His cannon 'gainst fell-flaughter!! The generality of the editions read tlus, as if the Poet's thoughts were, Or that the Almighty had not planted his artillery, his refentneri, or grms of vengeance against self-murder. But the word which I have restored to the text, (and which was espoused by the accurate Mr Hughes, who gave an edition of this play) is the Poct's true reading. i.e. That he bad not restrained suicide by his express law, and peremptory prohibition. Mira takes are perpetually made in the old editions of our Puet, betwixt those two words, cannon and canon. I shall now fube join my reasons why I think the l'oet intended to say Heaven bad fixed its injunction rather than its artillery. In the first place, I much doubt the propriety of the phrase, fixing cannon, in the meaning here supposed. The military expression, which imports what would be neecfsary to the sente of the Poet's thought, is mounting or planting cannon; and whenever Cannon is faid to be fixed, it is when the enemy become masters of it and nail it down. In the next place, to fix a, canon, or law, is the term of the civilians peculiar to this business. This Virgil had in his mind when he wrote;
-Leges fixit pretio, atque refixit. Æneid. VI. So Cicero, in his Philippic orations; Num figentur rurjus he Tabula, quas vos decretis veftris refixisiis?
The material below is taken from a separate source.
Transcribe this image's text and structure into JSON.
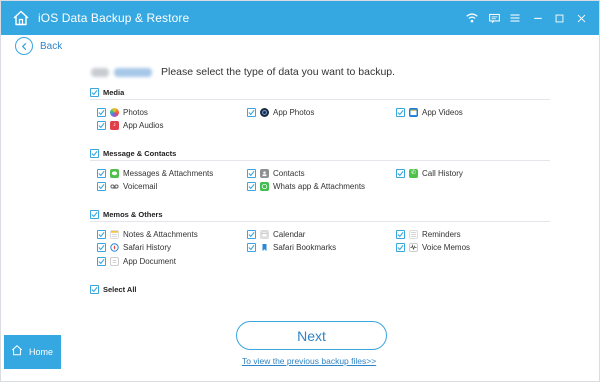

And it was the constant cuftom of the Romans to say, upon this occasion, figere legem, as the Greeks before them used the synonymous term vóp.ox auparñžan, and called their statues thence napan any pata. But my last reafun, and which fways most with
is from the Poet's own turn and cast of thought. For, as he has done in a great many more instances, it is the very featinent which he falls into in another of his plays, though hc has clothed it in different expreflion;
-'gainst felf-Slaughter There is a prohibition fo divine, That cravens my weak hand.
His canon 'gainst self-slaughter! O God! oh God!
(8) -So loving to my mother,
That he permitted not the winds of heaven
Visit her face too roughly. This is a sophisticated read ag, copied from the players in fome of the modern editions, for want of understanding the Poet, whose text is corrupt in the old impressions; all of which that I have had the fortune to fee, concur in reading;
-fo loving to my mother,
Visit her face too roughly. Beteeneis a corruption, without doubt, but not fo inveterate a one, but that, by the change of a fiogle letter, and the separation of two words miltakenly jumbled trigether, I am verily persuaded, I have retrieved the Poet's rcading That he might not lit e'en the winds of heaven, &c. (9)
Frailty, thy name is woman!] But that it would displease Mr Pope to have it suppo ed that satire can have any place in tragedy, (of which I Mall have occafion to speak farther anon) I Mhould make no fcruple to pronounce this reflection a fine laconic farcasın. It is as concise in the terms, and, perhaps, more spriglitly in the thought and image, than that fling of Virgil upon the lux, in his fourth Æneid;
-varium et mutabile femper Femina,